Holly Herson

My passion for mental health policy is the driving force behind my decision to run for office.
When my father died by suicide in 2009 I made the decision to double down and make a
difference; I returned to school to study public policy, volunteered with organizations,
candidates, and initiative groups who were focused on mental health policy change. Access to
mental health services in schools and in primary healthcare offices is the way we are going to
remove stigma and taboo surrounding mental healthcare. We need to flip the narrative. Mental
healthcare is wellness care. Suicide rates in men over age 50 are soaring, and I believe it is
directly related to the stigma that our society places on receiving care for mental health. We are
comfortable as a culture having a wellness visit every year to “check-up” on our general health,
and I believe that we need this for mental healthcare. Rural areas experience not only a lack of
access to care facilities, but also an increased feeling of isolation and rugged individualism. It is
not a weakness to reach out to a provider for preventative medical care. Providing mental
healthcare for children in schools will prevent bullying, racism, and create a healthy learning
environment for all children. Expanding this access to schools will reduce the strain on primary
care facilities that are in short supply in rural areas. It is up to leadership to create an
environment where people from all communities feel empowerment in their medical care, and I

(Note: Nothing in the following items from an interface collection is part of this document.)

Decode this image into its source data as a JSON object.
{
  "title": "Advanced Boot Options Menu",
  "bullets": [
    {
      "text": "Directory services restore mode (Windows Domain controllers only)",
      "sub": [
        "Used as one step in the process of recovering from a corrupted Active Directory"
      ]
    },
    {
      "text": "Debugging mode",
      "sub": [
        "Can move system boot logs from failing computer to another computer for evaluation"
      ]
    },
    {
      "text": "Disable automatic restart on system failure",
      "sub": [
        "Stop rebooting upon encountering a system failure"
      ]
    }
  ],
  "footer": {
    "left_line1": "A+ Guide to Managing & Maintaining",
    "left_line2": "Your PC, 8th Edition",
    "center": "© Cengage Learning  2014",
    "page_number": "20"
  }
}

believe that changing the way we discuss preventative medicine to include mental healthcare is
the way to do it.